Pull every line containing "label" from the listing below.
==== Task inputs ====
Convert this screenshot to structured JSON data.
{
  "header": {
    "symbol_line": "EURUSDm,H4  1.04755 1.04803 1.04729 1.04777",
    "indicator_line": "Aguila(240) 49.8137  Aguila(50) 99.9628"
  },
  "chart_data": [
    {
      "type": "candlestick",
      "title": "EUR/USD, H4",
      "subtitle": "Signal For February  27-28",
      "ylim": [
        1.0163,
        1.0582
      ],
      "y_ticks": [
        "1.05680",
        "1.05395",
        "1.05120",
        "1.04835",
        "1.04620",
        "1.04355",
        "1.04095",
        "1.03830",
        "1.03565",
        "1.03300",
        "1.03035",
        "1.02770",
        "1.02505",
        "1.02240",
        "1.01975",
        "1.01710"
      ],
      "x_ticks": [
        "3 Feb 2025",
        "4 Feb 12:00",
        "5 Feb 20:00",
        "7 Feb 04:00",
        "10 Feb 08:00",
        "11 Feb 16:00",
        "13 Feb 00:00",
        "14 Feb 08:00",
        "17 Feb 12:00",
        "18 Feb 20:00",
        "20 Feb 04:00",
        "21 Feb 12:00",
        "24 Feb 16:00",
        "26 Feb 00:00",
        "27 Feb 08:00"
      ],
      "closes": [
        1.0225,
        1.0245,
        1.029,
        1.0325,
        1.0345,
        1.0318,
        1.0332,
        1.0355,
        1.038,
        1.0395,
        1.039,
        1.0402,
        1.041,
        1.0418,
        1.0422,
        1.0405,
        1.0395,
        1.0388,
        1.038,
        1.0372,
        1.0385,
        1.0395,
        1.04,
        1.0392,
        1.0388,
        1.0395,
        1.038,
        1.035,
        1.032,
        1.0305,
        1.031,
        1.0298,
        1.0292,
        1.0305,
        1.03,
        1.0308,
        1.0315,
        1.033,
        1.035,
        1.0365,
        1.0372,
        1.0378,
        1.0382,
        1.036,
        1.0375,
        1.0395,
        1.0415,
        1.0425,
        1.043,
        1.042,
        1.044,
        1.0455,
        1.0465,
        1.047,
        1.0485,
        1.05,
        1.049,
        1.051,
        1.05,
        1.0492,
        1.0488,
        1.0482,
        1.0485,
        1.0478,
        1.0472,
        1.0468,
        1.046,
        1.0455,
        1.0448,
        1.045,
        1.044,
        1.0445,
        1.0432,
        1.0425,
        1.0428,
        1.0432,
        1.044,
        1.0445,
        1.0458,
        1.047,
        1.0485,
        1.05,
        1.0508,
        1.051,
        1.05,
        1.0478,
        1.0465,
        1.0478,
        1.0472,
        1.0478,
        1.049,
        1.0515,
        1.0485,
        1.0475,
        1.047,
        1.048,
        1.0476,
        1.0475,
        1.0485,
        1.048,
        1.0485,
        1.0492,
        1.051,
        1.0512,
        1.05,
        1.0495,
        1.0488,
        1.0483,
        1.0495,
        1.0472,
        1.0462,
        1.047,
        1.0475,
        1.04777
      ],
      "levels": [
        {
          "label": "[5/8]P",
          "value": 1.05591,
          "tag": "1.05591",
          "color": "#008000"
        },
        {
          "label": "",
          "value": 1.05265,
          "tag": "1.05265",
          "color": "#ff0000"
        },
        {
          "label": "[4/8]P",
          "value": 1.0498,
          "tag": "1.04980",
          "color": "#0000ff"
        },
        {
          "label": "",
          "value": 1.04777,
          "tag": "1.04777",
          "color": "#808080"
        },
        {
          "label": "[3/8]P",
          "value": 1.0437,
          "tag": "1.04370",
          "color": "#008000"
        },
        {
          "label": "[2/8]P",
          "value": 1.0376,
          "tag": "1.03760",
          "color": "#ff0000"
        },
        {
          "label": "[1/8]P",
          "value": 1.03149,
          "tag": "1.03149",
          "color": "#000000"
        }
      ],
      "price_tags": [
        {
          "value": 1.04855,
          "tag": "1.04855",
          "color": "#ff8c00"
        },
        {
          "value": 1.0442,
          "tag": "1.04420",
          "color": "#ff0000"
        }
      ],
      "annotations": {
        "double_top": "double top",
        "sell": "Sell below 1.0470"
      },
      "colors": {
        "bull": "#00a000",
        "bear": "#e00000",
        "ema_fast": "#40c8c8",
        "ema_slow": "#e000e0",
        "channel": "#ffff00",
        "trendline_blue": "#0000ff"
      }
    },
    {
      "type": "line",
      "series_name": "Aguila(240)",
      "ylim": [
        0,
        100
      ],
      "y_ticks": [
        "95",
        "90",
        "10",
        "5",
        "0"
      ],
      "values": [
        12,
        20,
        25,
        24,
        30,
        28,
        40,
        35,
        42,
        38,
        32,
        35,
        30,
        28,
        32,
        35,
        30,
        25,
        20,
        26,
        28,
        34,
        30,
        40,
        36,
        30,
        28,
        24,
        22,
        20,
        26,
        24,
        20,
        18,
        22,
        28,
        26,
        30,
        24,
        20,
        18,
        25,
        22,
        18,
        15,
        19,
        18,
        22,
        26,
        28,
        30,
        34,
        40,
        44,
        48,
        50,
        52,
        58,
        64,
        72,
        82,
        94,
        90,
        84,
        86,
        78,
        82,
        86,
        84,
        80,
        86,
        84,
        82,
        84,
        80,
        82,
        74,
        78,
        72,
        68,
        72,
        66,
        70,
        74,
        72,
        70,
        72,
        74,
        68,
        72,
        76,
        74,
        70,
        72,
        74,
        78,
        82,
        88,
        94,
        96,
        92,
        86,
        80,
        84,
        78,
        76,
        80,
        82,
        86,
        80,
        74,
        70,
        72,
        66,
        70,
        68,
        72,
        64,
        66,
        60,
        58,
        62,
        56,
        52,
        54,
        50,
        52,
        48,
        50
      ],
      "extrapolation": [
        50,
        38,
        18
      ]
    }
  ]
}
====
### [Finished exercise]
          "label": "[5/8]P",
          "label": "",
          "label": "[4/8]P",
          "label": "",
          "label": "[3/8]P",
          "label": "[2/8]P",
          "label": "[1/8]P",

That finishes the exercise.